Russia Rules Out Coordination With OPECRussia Rules Out Coordination With OPEC

Russian Energy Minister Alexander Novak said in a statement he has ruled out possible coordination with OPEC on oil output after a failed attempt to jointly maintain production levels earlier this year.

"We do not discuss the issues of coordination of actions between Russia and OPEC ... We cannot agree on production cuts as we do not have such tools and mechanisms," Novak told Reuters in an interview.

The Organization of Petroleum Exporting Countries and other big oil producers, including Russia, were not able to reach a deal in Doha in April on freezing oil production in order to support falling oil prices.

Global crude oil prices reached a 13-year low of $27 per barrel in January due to oversupply, but have recovered since then to around $50.  The weak price for oil, Moscow's chief export commodity, hit the Russian economy, which shrank by 3.7% last year.

Novak said Russia sees its cooperation with OPEC focusing on the exchange of information and analysis on the global oil market, rather than on coordinating production.

Russian companies have been increasing oil production this year. Novak said he expects domestic oil output at 542-544 million tons this year after it hit 534 million tons (10.73 million barrels per day), a 30-year high, in 2015.

Meeting With Saudis Planned

Novak said he will likely meet new Saudi energy minister Khalid al-Falih at a conference in Algeria at the end of September. It will be their first meeting since Falih was appointed in May, taking over from veteran minister Ali al-Naimi.

"Obviously, we will discuss the situation on the global oil market," he said, adding that they will also look into the possibility of joint energy projects in Russia, Saudi Arabia and third countries.

Novak said Russia is sticking to its forecast that the oil price will average between $40 and $50 this year.

The Russian minister said he expected global oil markets would balance out by mid- or end-2017, with a lot depending on Saudi Arabia's policy.

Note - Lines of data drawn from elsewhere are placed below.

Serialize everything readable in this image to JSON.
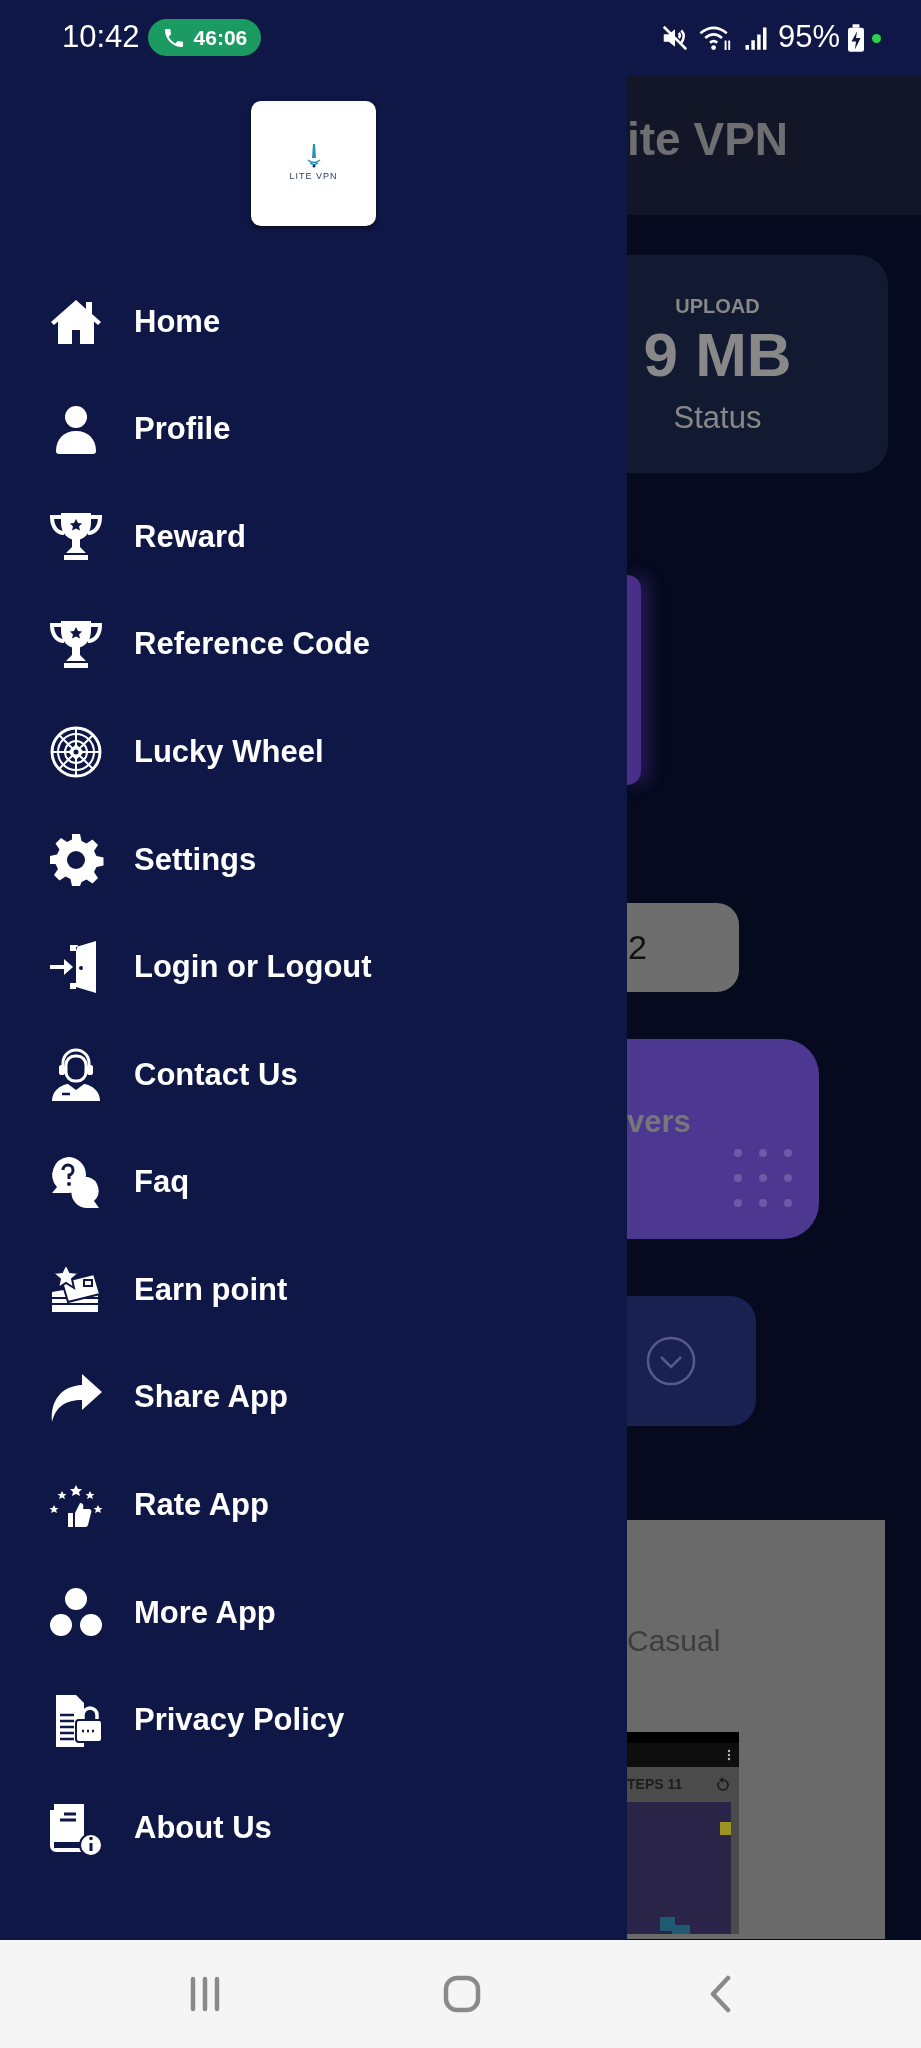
{
  "status_bar": {
    "time": "10:42",
    "call_timer": "46:06",
    "battery": "95%"
  },
  "drawer": {
    "logo_text": "LITE VPN",
    "items": [
      {
        "label": "Home",
        "kind": "home"
      },
      {
        "label": "Profile",
        "kind": "person"
      },
      {
        "label": "Reward",
        "kind": "trophy"
      },
      {
        "label": "Reference Code",
        "kind": "trophy"
      },
      {
        "label": "Lucky Wheel",
        "kind": "wheel"
      },
      {
        "label": "Settings",
        "kind": "gear"
      },
      {
        "label": "Login or Logout",
        "kind": "door"
      },
      {
        "label": "Contact Us",
        "kind": "headset"
      },
      {
        "label": "Faq",
        "kind": "chat"
      },
      {
        "label": "Earn point",
        "kind": "cards"
      },
      {
        "label": "Share App",
        "kind": "share"
      },
      {
        "label": "Rate App",
        "kind": "rate"
      },
      {
        "label": "More App",
        "kind": "dots"
      },
      {
        "label": "Privacy Policy",
        "kind": "lockdoc"
      },
      {
        "label": "About Us",
        "kind": "infobook"
      }
    ]
  },
  "background_app": {
    "title": "ite VPN",
    "upload_label": "UPLOAD",
    "upload_value": "9 MB",
    "status_label": "Status",
    "pill_text": "2",
    "servers_text": "vers",
    "ad_text": "Casual",
    "ad_game_text": "TEPS 11"
  }
}
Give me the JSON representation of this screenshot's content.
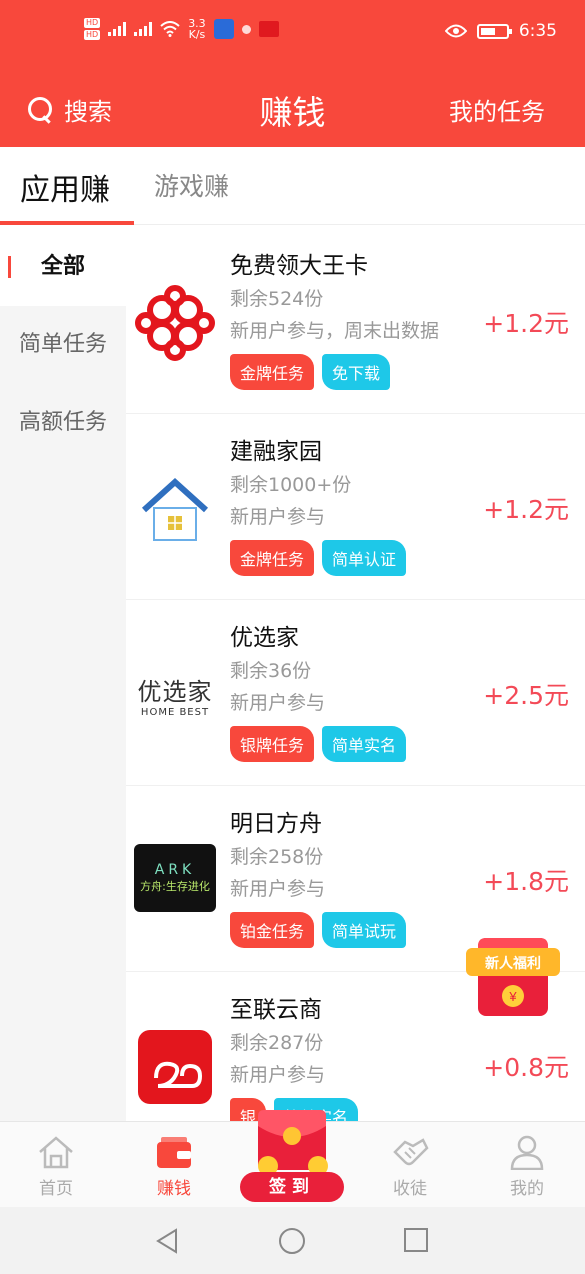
{
  "status_bar": {
    "speed_value": "3.3",
    "speed_unit": "K/s",
    "time": "6:35"
  },
  "header": {
    "search_label": "搜索",
    "title": "赚钱",
    "my_tasks_label": "我的任务"
  },
  "tabs": [
    {
      "label": "应用赚",
      "active": true
    },
    {
      "label": "游戏赚",
      "active": false
    }
  ],
  "sidebar": {
    "items": [
      {
        "label": "全部",
        "active": true
      },
      {
        "label": "简单任务",
        "active": false
      },
      {
        "label": "高额任务",
        "active": false
      }
    ]
  },
  "tasks": [
    {
      "name": "免费领大王卡",
      "remaining": "剩余524份",
      "desc": "新用户参与，周末出数据",
      "tags": [
        {
          "label": "金牌任务",
          "color": "red"
        },
        {
          "label": "免下载",
          "color": "cyan"
        }
      ],
      "reward": "+1.2元",
      "icon": "china-unicom-logo"
    },
    {
      "name": "建融家园",
      "remaining": "剩余1000+份",
      "desc": "新用户参与",
      "tags": [
        {
          "label": "金牌任务",
          "color": "red"
        },
        {
          "label": "简单认证",
          "color": "cyan"
        }
      ],
      "reward": "+1.2元",
      "icon": "house-logo"
    },
    {
      "name": "优选家",
      "remaining": "剩余36份",
      "desc": "新用户参与",
      "tags": [
        {
          "label": "银牌任务",
          "color": "red"
        },
        {
          "label": "简单实名",
          "color": "cyan"
        }
      ],
      "reward": "+2.5元",
      "icon": "youxuanjia-logo",
      "logo_text": "优选家",
      "logo_subtext": "HOME BEST"
    },
    {
      "name": "明日方舟",
      "remaining": "剩余258份",
      "desc": "新用户参与",
      "tags": [
        {
          "label": "铂金任务",
          "color": "red"
        },
        {
          "label": "简单试玩",
          "color": "cyan"
        }
      ],
      "reward": "+1.8元",
      "icon": "ark-logo",
      "logo_text": "ARK",
      "logo_subtext": "方舟:生存进化"
    },
    {
      "name": "至联云商",
      "remaining": "剩余287份",
      "desc": "新用户参与",
      "tags": [
        {
          "label": "银",
          "color": "red"
        },
        {
          "label": "简单实名",
          "color": "cyan"
        }
      ],
      "reward": "+0.8元",
      "icon": "zhilian-logo"
    }
  ],
  "float_gift": {
    "label": "新人福利"
  },
  "bottom_nav": [
    {
      "label": "首页",
      "icon": "home-icon",
      "active": false
    },
    {
      "label": "赚钱",
      "icon": "wallet-icon",
      "active": true
    },
    {
      "label": "签到",
      "icon": "checkin-icon",
      "active": false
    },
    {
      "label": "收徒",
      "icon": "handshake-icon",
      "active": false
    },
    {
      "label": "我的",
      "icon": "user-icon",
      "active": false
    }
  ],
  "colors": {
    "primary": "#f8483c",
    "cyan_tag": "#1ec8e8",
    "price": "#f34a57"
  }
}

Novak added that global oil stockpiles have reached 3 billion barrels, of which 500 million barrels he called "excessive" and warned that it will take a long time before they leave the market.